▶ [MATERIAL SHOWN]:

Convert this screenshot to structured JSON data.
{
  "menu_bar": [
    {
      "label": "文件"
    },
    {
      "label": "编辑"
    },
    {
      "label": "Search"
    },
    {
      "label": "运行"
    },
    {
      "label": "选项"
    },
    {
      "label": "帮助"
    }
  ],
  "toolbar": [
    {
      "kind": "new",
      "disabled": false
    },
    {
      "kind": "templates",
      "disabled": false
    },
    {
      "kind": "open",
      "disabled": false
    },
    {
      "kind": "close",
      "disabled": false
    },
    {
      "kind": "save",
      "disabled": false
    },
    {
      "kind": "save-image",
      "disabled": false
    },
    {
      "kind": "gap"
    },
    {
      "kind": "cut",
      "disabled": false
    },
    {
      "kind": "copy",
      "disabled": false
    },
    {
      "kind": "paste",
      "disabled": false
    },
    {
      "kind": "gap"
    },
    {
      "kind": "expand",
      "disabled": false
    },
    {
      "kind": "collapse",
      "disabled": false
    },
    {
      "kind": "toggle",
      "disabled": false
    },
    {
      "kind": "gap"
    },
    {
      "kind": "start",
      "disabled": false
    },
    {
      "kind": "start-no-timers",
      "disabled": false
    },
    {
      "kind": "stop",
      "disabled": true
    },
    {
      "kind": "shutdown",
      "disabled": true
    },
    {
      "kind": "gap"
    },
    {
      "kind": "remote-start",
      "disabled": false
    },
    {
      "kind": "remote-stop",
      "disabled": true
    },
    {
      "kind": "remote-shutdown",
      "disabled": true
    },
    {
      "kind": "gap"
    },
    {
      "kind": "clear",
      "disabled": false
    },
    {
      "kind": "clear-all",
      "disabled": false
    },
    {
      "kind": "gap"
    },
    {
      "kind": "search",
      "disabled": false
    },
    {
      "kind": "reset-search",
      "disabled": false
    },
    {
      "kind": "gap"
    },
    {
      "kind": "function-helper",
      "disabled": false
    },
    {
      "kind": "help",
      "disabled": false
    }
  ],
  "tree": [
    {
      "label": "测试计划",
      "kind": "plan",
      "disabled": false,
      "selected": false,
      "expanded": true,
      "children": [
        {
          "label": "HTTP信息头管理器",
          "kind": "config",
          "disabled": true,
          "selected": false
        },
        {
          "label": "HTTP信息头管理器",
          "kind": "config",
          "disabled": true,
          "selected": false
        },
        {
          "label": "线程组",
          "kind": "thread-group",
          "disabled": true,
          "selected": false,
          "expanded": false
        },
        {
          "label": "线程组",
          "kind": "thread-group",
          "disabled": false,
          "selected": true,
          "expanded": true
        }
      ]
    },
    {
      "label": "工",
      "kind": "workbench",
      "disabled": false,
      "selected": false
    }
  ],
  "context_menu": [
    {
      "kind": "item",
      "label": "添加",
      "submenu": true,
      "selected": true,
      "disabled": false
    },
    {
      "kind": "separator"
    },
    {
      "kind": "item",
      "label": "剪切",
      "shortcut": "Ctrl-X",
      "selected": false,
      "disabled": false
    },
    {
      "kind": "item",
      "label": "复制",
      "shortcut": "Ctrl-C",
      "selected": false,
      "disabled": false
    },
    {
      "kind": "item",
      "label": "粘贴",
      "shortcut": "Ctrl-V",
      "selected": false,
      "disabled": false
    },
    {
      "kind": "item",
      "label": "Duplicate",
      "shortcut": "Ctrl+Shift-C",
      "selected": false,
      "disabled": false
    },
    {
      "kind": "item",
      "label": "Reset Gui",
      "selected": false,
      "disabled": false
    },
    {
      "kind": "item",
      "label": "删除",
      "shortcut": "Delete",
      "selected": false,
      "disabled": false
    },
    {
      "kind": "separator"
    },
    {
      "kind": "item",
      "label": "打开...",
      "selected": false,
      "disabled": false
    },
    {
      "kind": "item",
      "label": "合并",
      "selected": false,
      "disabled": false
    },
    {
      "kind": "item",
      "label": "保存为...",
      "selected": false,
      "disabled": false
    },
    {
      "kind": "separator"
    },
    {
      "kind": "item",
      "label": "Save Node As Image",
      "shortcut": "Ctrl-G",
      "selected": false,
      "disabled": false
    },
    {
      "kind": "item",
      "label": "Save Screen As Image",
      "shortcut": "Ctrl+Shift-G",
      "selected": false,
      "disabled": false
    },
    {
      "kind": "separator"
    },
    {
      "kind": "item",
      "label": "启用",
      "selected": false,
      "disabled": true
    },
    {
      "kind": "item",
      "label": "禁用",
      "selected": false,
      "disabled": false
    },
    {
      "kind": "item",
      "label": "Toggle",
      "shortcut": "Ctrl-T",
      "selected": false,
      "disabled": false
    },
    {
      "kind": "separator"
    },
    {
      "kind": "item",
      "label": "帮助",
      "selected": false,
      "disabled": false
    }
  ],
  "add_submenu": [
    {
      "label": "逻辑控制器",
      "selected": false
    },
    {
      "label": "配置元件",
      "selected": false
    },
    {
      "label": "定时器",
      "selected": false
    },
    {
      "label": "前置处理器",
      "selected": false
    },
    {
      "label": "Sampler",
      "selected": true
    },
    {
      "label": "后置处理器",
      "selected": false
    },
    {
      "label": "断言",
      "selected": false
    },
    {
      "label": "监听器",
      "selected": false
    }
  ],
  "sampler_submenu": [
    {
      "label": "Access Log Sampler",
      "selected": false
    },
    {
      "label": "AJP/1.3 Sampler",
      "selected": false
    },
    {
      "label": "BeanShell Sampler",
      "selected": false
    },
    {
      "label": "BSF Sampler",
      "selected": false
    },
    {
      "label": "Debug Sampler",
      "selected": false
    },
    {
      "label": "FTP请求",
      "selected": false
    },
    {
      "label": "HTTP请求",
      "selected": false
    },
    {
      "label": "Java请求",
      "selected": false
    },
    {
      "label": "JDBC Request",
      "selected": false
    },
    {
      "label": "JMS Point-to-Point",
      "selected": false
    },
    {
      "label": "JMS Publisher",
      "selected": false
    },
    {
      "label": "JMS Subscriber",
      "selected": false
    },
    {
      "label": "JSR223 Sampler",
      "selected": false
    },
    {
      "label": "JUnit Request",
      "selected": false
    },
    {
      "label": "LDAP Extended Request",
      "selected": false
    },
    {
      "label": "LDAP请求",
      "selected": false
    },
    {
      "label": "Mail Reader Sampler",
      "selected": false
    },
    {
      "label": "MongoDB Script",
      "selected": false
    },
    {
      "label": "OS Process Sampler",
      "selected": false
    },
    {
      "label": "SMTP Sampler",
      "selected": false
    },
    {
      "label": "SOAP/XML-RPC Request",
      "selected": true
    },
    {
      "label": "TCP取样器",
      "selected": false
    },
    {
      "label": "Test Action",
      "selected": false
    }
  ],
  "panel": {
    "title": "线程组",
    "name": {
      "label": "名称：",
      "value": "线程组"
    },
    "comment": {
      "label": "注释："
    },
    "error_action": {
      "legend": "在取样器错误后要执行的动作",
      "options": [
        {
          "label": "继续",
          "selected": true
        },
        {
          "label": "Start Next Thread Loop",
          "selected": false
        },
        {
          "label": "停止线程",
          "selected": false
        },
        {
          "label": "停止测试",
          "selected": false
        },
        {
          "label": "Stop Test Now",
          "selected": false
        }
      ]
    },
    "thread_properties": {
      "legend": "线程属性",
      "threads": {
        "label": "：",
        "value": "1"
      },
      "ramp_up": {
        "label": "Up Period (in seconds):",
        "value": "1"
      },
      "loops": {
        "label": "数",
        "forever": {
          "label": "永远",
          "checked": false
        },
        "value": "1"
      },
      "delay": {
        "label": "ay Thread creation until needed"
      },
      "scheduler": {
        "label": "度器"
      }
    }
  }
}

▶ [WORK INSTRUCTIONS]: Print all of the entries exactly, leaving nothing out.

▶ [REPLY TO THE TASK]:
Convert this screenshot to structured JSON data.
{
  "menu_bar": [
    {
      "label": "文件"
    },
    {
      "label": "编辑"
    },
    {
      "label": "Search"
    },
    {
      "label": "运行"
    },
    {
      "label": "选项"
    },
    {
      "label": "帮助"
    }
  ],
  "toolbar": [
    {
      "kind": "new",
      "disabled": false
    },
    {
      "kind": "templates",
      "disabled": false
    },
    {
      "kind": "open",
      "disabled": false
    },
    {
      "kind": "close",
      "disabled": false
    },
    {
      "kind": "save",
      "disabled": false
    },
    {
      "kind": "save-image",
      "disabled": false
    },
    {
      "kind": "gap"
    },
    {
      "kind": "cut",
      "disabled": false
    },
    {
      "kind": "copy",
      "disabled": false
    },
    {
      "kind": "paste",
      "disabled": false
    },
    {
      "kind": "gap"
    },
    {
      "kind": "expand",
      "disabled": false
    },
    {
      "kind": "collapse",
      "disabled": false
    },
    {
      "kind": "toggle",
      "disabled": false
    },
    {
      "kind": "gap"
    },
    {
      "kind": "start",
      "disabled": false
    },
    {
      "kind": "start-no-timers",
      "disabled": false
    },
    {
      "kind": "stop",
      "disabled": true
    },
    {
      "kind": "shutdown",
      "disabled": true
    },
    {
      "kind": "gap"
    },
    {
      "kind": "remote-start",
      "disabled": false
    },
    {
      "kind": "remote-stop",
      "disabled": true
    },
    {
      "kind": "remote-shutdown",
      "disabled": true
    },
    {
      "kind": "gap"
    },
    {
      "kind": "clear",
      "disabled": false
    },
    {
      "kind": "clear-all",
      "disabled": false
    },
    {
      "kind": "gap"
    },
    {
      "kind": "search",
      "disabled": false
    },
    {
      "kind": "reset-search",
      "disabled": false
    },
    {
      "kind": "gap"
    },
    {
      "kind": "function-helper",
      "disabled": false
    },
    {
      "kind": "help",
      "disabled": false
    }
  ],
  "tree": [
    {
      "label": "测试计划",
      "kind": "plan",
      "disabled": false,
      "selected": false,
      "expanded": true,
      "children": [
        {
          "label": "HTTP信息头管理器",
          "kind": "config",
          "disabled": true,
          "selected": false
        },
        {
          "label": "HTTP信息头管理器",
          "kind": "config",
          "disabled": true,
          "selected": false
        },
        {
          "label": "线程组",
          "kind": "thread-group",
          "disabled": true,
          "selected": false,
          "expanded": false
        },
        {
          "label": "线程组",
          "kind": "thread-group",
          "disabled": false,
          "selected": true,
          "expanded": true
        }
      ]
    },
    {
      "label": "工",
      "kind": "workbench",
      "disabled": false,
      "selected": false
    }
  ],
  "context_menu": [
    {
      "kind": "item",
      "label": "添加",
      "submenu": true,
      "selected": true,
      "disabled": false
    },
    {
      "kind": "separator"
    },
    {
      "kind": "item",
      "label": "剪切",
      "shortcut": "Ctrl-X",
      "selected": false,
      "disabled": false
    },
    {
      "kind": "item",
      "label": "复制",
      "shortcut": "Ctrl-C",
      "selected": false,
      "disabled": false
    },
    {
      "kind": "item",
      "label": "粘贴",
      "shortcut": "Ctrl-V",
      "selected": false,
      "disabled": false
    },
    {
      "kind": "item",
      "label": "Duplicate",
      "shortcut": "Ctrl+Shift-C",
      "selected": false,
      "disabled": false
    },
    {
      "kind": "item",
      "label": "Reset Gui",
      "selected": false,
      "disabled": false
    },
    {
      "kind": "item",
      "label": "删除",
      "shortcut": "Delete",
      "selected": false,
      "disabled": false
    },
    {
      "kind": "separator"
    },
    {
      "kind": "item",
      "label": "打开...",
      "selected": false,
      "disabled": false
    },
    {
      "kind": "item",
      "label": "合并",
      "selected": false,
      "disabled": false
    },
    {
      "kind": "item",
      "label": "保存为...",
      "selected": false,
      "disabled": false
    },
    {
      "kind": "separator"
    },
    {
      "kind": "item",
      "label": "Save Node As Image",
      "shortcut": "Ctrl-G",
      "selected": false,
      "disabled": false
    },
    {
      "kind": "item",
      "label": "Save Screen As Image",
      "shortcut": "Ctrl+Shift-G",
      "selected": false,
      "disabled": false
    },
    {
      "kind": "separator"
    },
    {
      "kind": "item",
      "label": "启用",
      "selected": false,
      "disabled": true
    },
    {
      "kind": "item",
      "label": "禁用",
      "selected": false,
      "disabled": false
    },
    {
      "kind": "item",
      "label": "Toggle",
      "shortcut": "Ctrl-T",
      "selected": false,
      "disabled": false
    },
    {
      "kind": "separator"
    },
    {
      "kind": "item",
      "label": "帮助",
      "selected": false,
      "disabled": false
    }
  ],
  "add_submenu": [
    {
      "label": "逻辑控制器",
      "selected": false
    },
    {
      "label": "配置元件",
      "selected": false
    },
    {
      "label": "定时器",
      "selected": false
    },
    {
      "label": "前置处理器",
      "selected": false
    },
    {
      "label": "Sampler",
      "selected": true
    },
    {
      "label": "后置处理器",
      "selected": false
    },
    {
      "label": "断言",
      "selected": false
    },
    {
      "label": "监听器",
      "selected": false
    }
  ],
  "sampler_submenu": [
    {
      "label": "Access Log Sampler",
      "selected": false
    },
    {
      "label": "AJP/1.3 Sampler",
      "selected": false
    },
    {
      "label": "BeanShell Sampler",
      "selected": false
    },
    {
      "label": "BSF Sampler",
      "selected": false
    },
    {
      "label": "Debug Sampler",
      "selected": false
    },
    {
      "label": "FTP请求",
      "selected": false
    },
    {
      "label": "HTTP请求",
      "selected": false
    },
    {
      "label": "Java请求",
      "selected": false
    },
    {
      "label": "JDBC Request",
      "selected": false
    },
    {
      "label": "JMS Point-to-Point",
      "selected": false
    },
    {
      "label": "JMS Publisher",
      "selected": false
    },
    {
      "label": "JMS Subscriber",
      "selected": false
    },
    {
      "label": "JSR223 Sampler",
      "selected": false
    },
    {
      "label": "JUnit Request",
      "selected": false
    },
    {
      "label": "LDAP Extended Request",
      "selected": false
    },
    {
      "label": "LDAP请求",
      "selected": false
    },
    {
      "label": "Mail Reader Sampler",
      "selected": false
    },
    {
      "label": "MongoDB Script",
      "selected": false
    },
    {
      "label": "OS Process Sampler",
      "selected": false
    },
    {
      "label": "SMTP Sampler",
      "selected": false
    },
    {
      "label": "SOAP/XML-RPC Request",
      "selected": true
    },
    {
      "label": "TCP取样器",
      "selected": false
    },
    {
      "label": "Test Action",
      "selected": false
    }
  ],
  "panel": {
    "title": "线程组",
    "name": {
      "label": "名称：",
      "value": "线程组"
    },
    "comment": {
      "label": "注释："
    },
    "error_action": {
      "legend": "在取样器错误后要执行的动作",
      "options": [
        {
          "label": "继续",
          "selected": true
        },
        {
          "label": "Start Next Thread Loop",
          "selected": false
        },
        {
          "label": "停止线程",
          "selected": false
        },
        {
          "label": "停止测试",
          "selected": false
        },
        {
          "label": "Stop Test Now",
          "selected": false
        }
      ]
    },
    "thread_properties": {
      "legend": "线程属性",
      "threads": {
        "label": "：",
        "value": "1"
      },
      "ramp_up": {
        "label": "Up Period (in seconds):",
        "value": "1"
      },
      "loops": {
        "label": "数",
        "forever": {
          "label": "永远",
          "checked": false
        },
        "value": "1"
      },
      "delay": {
        "label": "ay Thread creation until needed"
      },
      "scheduler": {
        "label": "度器"
      }
    }
  }
}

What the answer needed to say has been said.